Following the announcement, Survival International, the NGO publicizing the cause of the Bushmen in Botswana, took credit for her leaving. Survival had called for a boycott of both Iman and De Beers, claiming that diamonds are the reason the Bushmen are being expelled from their ancestral homes.
“That’s ridiculous,” says Parker. “The Bushman issue has nothing to do with diamonds. This is a decision that was mutually arrived at.”
Survival’s boast that it got Iman to step down prompted De Beers to issue a press release “setting the record straight” on the issue. It noted that independent observers, including members of Parliament “have visited Botswana to assess the situation for themselves and have all confirmed that there is no connection between Botswana government policy and diamonds. Even local Botswana NGOs, who have been campaigning on behalf of the Bushmen for some time, have issued statements to that effect. … While De Beers respects Survival International’s right to campaign on behalf of indigenous peoples, it is quite improper in this case to involve diamond mining in an unrelated dispute. This has repeatedly been made clear to Stephen Corry of Survival International, and De Beers regrets that he continues to attempt to mislead his members, the media, and the general public in this way.”
In response, Survival noted that Iman herself has spoken out against the Bushmen relocation.
Iman’s image is still a heavy presence on the De Beers LV Web site and in stores, and Parker says they will continue to use it for a period of time.

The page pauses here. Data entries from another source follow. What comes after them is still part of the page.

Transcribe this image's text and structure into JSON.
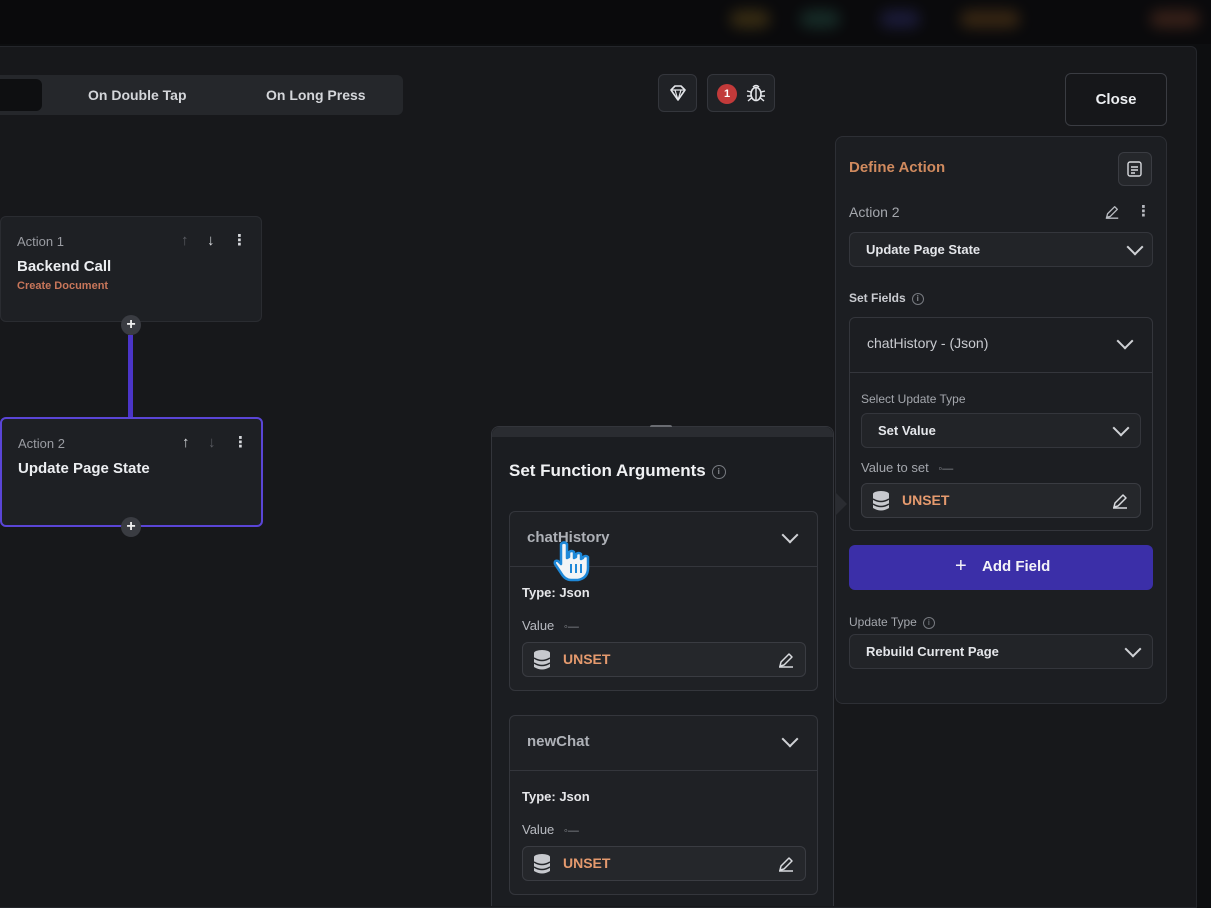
{
  "trigger_tabs": {
    "double_tap": "On Double Tap",
    "long_press": "On Long Press"
  },
  "toolbar": {
    "error_count": "1",
    "close_label": "Close"
  },
  "flow": {
    "action1": {
      "label": "Action 1",
      "title": "Backend Call",
      "subtitle": "Create Document"
    },
    "action2": {
      "label": "Action 2",
      "title": "Update Page State"
    }
  },
  "function_args": {
    "title": "Set Function Arguments",
    "args": [
      {
        "name": "chatHistory",
        "type": "Type: Json",
        "value_label": "Value",
        "value": "UNSET"
      },
      {
        "name": "newChat",
        "type": "Type: Json",
        "value_label": "Value",
        "value": "UNSET"
      }
    ]
  },
  "define_action": {
    "title": "Define Action",
    "action_label": "Action 2",
    "action_select": "Update Page State",
    "set_fields_label": "Set Fields",
    "field_name": "chatHistory - (Json)",
    "update_type_label": "Select Update Type",
    "update_type_value": "Set Value",
    "value_to_set_label": "Value to set",
    "value_to_set": "UNSET",
    "add_field": "Add Field",
    "page_update_label": "Update Type",
    "page_update_value": "Rebuild Current Page"
  },
  "colors": {
    "accent": "#3b2fa8",
    "flow_line": "#4b35c8",
    "unset": "#e59a6e",
    "subtitle": "#c8765a",
    "error_badge": "#c23a3a"
  }
}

In March the chain got a new CEO, Cartier veteran Guy Leymarie, whose appointment pushed back the planned openings of stores in Los Angeles and New York, Parker says. Originally scheduled for this year, the stores now are set to open in 2005.